In some ways 2014 was a year of loss.
I was still grieving the passing of my dad to cancer in 2013 when we lost my brother in July of 2014 to an unexpected tragedy. I lost my baby girl to Nashville—she heard the sound of music and opportunity call her name, and left home to follow it, hundreds of miles away. I watched as some of my dearest friends mourned the loss of a beloved mother, a wife of twenty years, a career they’d had for decades.
Loss changes you. You have to adjust to being a different ‘you’. A broken you. A you that’s missing a limb. A you that’s wrestled with God and now has a permanent limp. A you that had the rug pulled out from under you, that free-fell backwards with no one to catch you.
Maybe, like me, you’re grieving the loss of a loved one, relationship, or dream. But you’ve also been grieving the loss of who you were when that loved one, relationship or dream was alive. The end of it feels like the end of you. You can’t seem to care like you used to. Laugh like you used to. And God knows, trust like you used to.

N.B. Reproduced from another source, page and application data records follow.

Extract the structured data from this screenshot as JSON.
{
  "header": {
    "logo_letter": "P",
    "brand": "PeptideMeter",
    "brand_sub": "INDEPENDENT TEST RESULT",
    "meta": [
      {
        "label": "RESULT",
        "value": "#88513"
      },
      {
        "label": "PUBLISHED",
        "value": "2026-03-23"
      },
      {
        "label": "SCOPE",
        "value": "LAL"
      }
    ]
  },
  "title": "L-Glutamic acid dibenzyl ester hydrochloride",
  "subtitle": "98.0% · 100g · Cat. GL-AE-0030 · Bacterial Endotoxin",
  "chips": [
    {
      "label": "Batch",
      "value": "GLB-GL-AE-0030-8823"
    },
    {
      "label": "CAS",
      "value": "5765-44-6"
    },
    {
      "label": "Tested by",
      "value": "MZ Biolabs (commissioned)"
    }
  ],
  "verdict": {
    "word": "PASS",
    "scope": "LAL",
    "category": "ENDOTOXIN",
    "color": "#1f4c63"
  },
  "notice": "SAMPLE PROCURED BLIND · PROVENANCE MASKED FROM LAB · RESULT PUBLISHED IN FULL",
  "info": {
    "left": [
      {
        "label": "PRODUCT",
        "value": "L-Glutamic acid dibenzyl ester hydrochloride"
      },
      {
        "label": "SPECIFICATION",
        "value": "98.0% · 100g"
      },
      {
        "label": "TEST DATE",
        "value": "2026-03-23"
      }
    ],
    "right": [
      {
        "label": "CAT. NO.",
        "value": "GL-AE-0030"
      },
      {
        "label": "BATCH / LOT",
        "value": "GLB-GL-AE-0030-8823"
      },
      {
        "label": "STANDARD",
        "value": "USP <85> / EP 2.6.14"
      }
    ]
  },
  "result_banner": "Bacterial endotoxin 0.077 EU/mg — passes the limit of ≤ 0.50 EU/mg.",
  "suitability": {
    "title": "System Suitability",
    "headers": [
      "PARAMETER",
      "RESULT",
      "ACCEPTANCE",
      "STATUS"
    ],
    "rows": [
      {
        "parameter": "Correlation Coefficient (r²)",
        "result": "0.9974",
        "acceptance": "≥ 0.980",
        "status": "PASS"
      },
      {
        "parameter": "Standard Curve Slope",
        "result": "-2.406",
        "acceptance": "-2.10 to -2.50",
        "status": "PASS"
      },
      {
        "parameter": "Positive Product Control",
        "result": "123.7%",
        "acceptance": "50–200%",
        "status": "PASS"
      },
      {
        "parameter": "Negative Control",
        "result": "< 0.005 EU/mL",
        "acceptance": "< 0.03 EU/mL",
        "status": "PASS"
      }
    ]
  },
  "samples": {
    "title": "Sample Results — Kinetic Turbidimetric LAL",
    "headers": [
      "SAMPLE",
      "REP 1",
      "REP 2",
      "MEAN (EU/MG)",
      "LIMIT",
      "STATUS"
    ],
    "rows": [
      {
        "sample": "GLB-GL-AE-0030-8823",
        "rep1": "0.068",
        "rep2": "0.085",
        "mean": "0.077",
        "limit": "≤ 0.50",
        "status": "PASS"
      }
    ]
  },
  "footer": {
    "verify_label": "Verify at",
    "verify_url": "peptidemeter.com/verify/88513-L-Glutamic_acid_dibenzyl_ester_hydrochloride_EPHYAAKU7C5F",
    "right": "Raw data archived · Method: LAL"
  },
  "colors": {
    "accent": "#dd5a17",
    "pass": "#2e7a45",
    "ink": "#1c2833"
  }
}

But your heart still pumps blood through your veins, you still take air into your lungs. And you don’t know it yet but pain is doing a work in you that only it can do. Because in order to fully embrace the fragile, tenuous beauty of the present you have to fully experience the agonizing loss of what once was and is now gone. I believe all that is tender and precious in this life becomes more so as we recognize how easily it slips through our hands.
You’re still here. And what remains is a you that has less to lose and more to give. A you that is more finely-tuned to others’ suffering. A you that persists like a flickering flame in a windstorm in spite of every reason not to. A you that knows how to lean in hard to the faith you claim. A you that has a deeper capacity to suffer, and so to love.
Here’s to starting the New Year with a limp. Here’s to a new you.